Oh...Now I feel awkward...
Now, that being said, these programs are great at getting you into a very high degree of athleticism, burn shit tons of calories, make you lose weight and lower your body fat percentage. These programs work! But, if your goals are to build muscle and build a physique that is maintainable, these programs are simply not effective enough in terms of Hypertrophy.
Hypertrophy: The increase in the volume of an organ or tissue due to the enlargement of its component cells. (Makin muscles bigger)
Muscle confusion is a hype word used by media and commercials to get you to buy their products. The primary purpose of employing this type of training is to keep you entertained and focused on the product. You can achieve very similar results from doing Bur-pees for extended periods of time...but that would be both physical and mental torture.
The recipe for building muscle is as such: Training, Eating in a caloric surplus, Rest and Progressive Overload. Or TERP as I have just now named it. (I'm a genius)
You obviously train in these programs.
You control your eating (unless you're a prisoner...Asylum!!!).
Rest is something you control whether you want to admit it or not.
Which leaves us with progressive overload...
Progressive overload: The gradual increase of stress placed upon the body during exercise training. This basically means, in terms of building muscle, increasing the amount of resistance or weight in order to recruit more muscle fibers.
Some people argue that this is possible with P90X. Our buddy here built lots of muscle using only P90X. But get this, he didn't do the cardio sessions, and he used weighted pull ups and push ups...So, basically, he applied progressive overload to big prime mover exercises that don't require a gym (Something I would recommend to pretty much everybody who didn't want to invest in a gym membership but wanted to build muscle [more of this coming soon]), didn't do a good portion of P90X and called it building muscle on P90X.
The program as written does not incorporate enough Progressive overload in terms of resistance to build muscle efficiently, especially when one is combating the atrophy caused by the intense cardio. (Dems calories could be turned into muscle!)
Why I don't recommended these programs to everybody:These programs are difficult. And I don't mean that they make you work hard (I'm all about hard work), I mean that they are really really difficult and demand a lot out of you. The programs are designed to be difficult, high intensity calorie burners. There is a high chance of injury just due to the fact that it is intense unmonitored circuit training.
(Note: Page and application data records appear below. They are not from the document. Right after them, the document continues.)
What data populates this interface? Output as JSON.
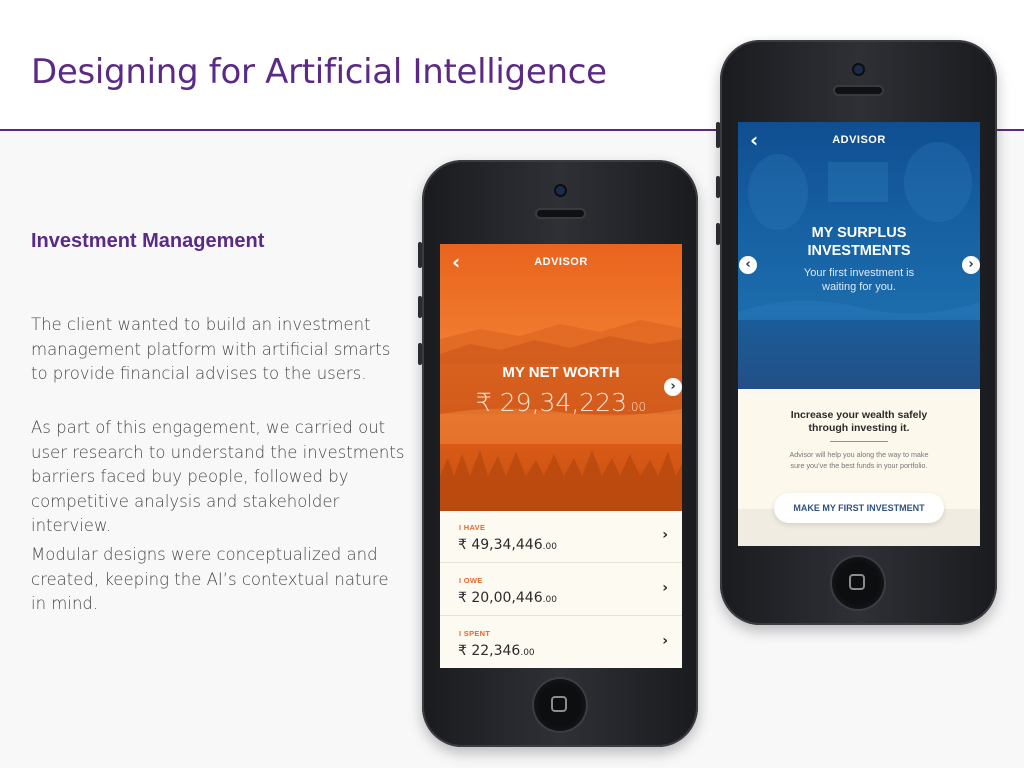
{
  "slide": {
    "title": "Designing for Artificial Intelligence",
    "subtitle": "Investment Management",
    "paragraphs": [
      "The client wanted to build an investment management platform with artificial smarts to provide financial advises to the users.",
      "As part of this engagement, we carried out user research to understand the investments barriers faced buy people, followed by competitive analysis and stakeholder interview.",
      "Modular designs were conceptualized and created, keeping the AI’s contextual nature in mind."
    ],
    "accent_color": "#5b2a86"
  },
  "phone1": {
    "nav_title": "ADVISOR",
    "back_icon": "chevron-left-icon",
    "net_worth_label": "MY NET WORTH",
    "net_worth_value": "₹ 29,34,223",
    "net_worth_decimals": ".00",
    "rows": [
      {
        "label": "I HAVE",
        "value": "₹ 49,34,446",
        "decimals": ".00"
      },
      {
        "label": "I OWE",
        "value": "₹ 20,00,446",
        "decimals": ".00"
      },
      {
        "label": "I SPENT",
        "value": "₹ 22,346",
        "decimals": ".00"
      }
    ],
    "hero_color": "#e9641e"
  },
  "phone2": {
    "nav_title": "ADVISOR",
    "card_title_line1": "MY SURPLUS",
    "card_title_line2": "INVESTMENTS",
    "card_sub_line1": "Your first investment is",
    "card_sub_line2": "waiting for you.",
    "headline_line1": "Increase your wealth safely",
    "headline_line2": "through investing it.",
    "body_line1": "Advisor will help you along the way to make",
    "body_line2": "sure you’ve the best funds in your portfolio.",
    "cta": "MAKE MY FIRST INVESTMENT",
    "hero_color": "#1866a8"
  }
}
And, as we all know, nutrition and fitness go hand in hand when it comes to results. Exercise, especially high intensity interval training speeds up metabolism and increases appetite. As well it should! After burning out all of the glycogen in your muscles, your body is demanding for calories to replenish those stores so it can repair itself. However, your body is a little bastard and often times thinks it needs more than it does, and every calorie beyond what you need to repair and replenish is stored up in your fat cells, turning into those delightful love handles we all adore. The average Joe is not very aware of what a calorie is, let alone how many there are in his peanut butter, nutella, and jelly cronut sandwich. This is why people will often go through programs (Not just the DVD wonders) and not lose an ounce of weight. Calories in vs. Calories out.
Once you have finished this program, you're often left with an increased appetite that is hard to satiate and left with the task of continuing your hard core training to match the appetite, or accept being hungry. You do have the option of spending more of your money on a nutrition plan (Often times sponsored by the company that brought you the DVDs!) that will keep you in a caloric deficit using weight watcher style meal portions. (I can starve myself, thank you.) It takes someone who is both smart and disciplined enough to ignore their body and feed themselves with the correct amount of nutrition to either maintain or lose weight.
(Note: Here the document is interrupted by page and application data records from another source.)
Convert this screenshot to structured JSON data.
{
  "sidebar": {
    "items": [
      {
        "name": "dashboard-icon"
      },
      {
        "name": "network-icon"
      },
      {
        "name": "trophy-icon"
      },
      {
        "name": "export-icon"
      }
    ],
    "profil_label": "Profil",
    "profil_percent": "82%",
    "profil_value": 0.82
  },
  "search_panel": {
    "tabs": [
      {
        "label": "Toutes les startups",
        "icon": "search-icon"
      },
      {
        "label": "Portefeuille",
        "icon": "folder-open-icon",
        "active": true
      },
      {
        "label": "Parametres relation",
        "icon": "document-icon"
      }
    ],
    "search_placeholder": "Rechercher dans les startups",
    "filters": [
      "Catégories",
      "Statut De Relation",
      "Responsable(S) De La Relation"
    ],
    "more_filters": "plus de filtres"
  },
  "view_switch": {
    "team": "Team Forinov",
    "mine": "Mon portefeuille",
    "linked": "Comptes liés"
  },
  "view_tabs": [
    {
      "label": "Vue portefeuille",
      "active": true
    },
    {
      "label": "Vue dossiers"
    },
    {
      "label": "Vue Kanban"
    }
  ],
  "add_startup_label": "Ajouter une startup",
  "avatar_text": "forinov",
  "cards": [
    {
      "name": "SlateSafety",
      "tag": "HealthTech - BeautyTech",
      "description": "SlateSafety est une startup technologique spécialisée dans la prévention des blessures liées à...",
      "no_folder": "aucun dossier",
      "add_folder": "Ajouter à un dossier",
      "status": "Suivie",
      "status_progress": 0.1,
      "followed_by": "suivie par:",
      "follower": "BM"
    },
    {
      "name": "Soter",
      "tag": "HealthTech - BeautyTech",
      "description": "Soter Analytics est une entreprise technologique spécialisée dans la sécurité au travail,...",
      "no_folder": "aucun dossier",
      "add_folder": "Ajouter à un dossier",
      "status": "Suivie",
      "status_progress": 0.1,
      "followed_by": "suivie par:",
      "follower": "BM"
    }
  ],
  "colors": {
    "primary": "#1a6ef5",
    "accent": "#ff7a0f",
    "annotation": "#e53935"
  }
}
Now, don't get me wrong, and please don't accuse me of saying you're going to gain every bit of weight you lost on this program right back the minute you indulge in a muffin. I want nothing but happiness for everybody, and I want to see people accomplish their goals. I've seen success stories and people who have leaped off the wagon and everything in between. (These are very popular programs, don't you know.) Your success on any path is determined by you and your dedication.
Who do I recommend these programs to:If you're a person who used to play sports, is already athletic, or a person who just loves a challenge, these programs are for you. If you're looking for a quick 90 day path to getting in really great shape temporarily and don't mind hard work, then why not, go for it. If you're a person that likes that boot camp type scenario and the motivation given by an intimidating instructor, you'll be in heaven. If you're on top of your nutrition or are not a chronic over eater (Unlike ol' Yeargain) and have a good understanding of calories in vs. calories out and you won't be screaming "yolo!" as you pound that whole cheesecake, you'll get some great results. Or if you just like to be a rebel and give ol' Yeargain the bird...I respect that. Go for it.
Also, don't pay for these programs. Look for them on the internet, talk to some friends, pass around some thumb drives, and steal the crap out of them. These people don't need your money, and fitness doesn't need to be expensive, it can cost you however much you want.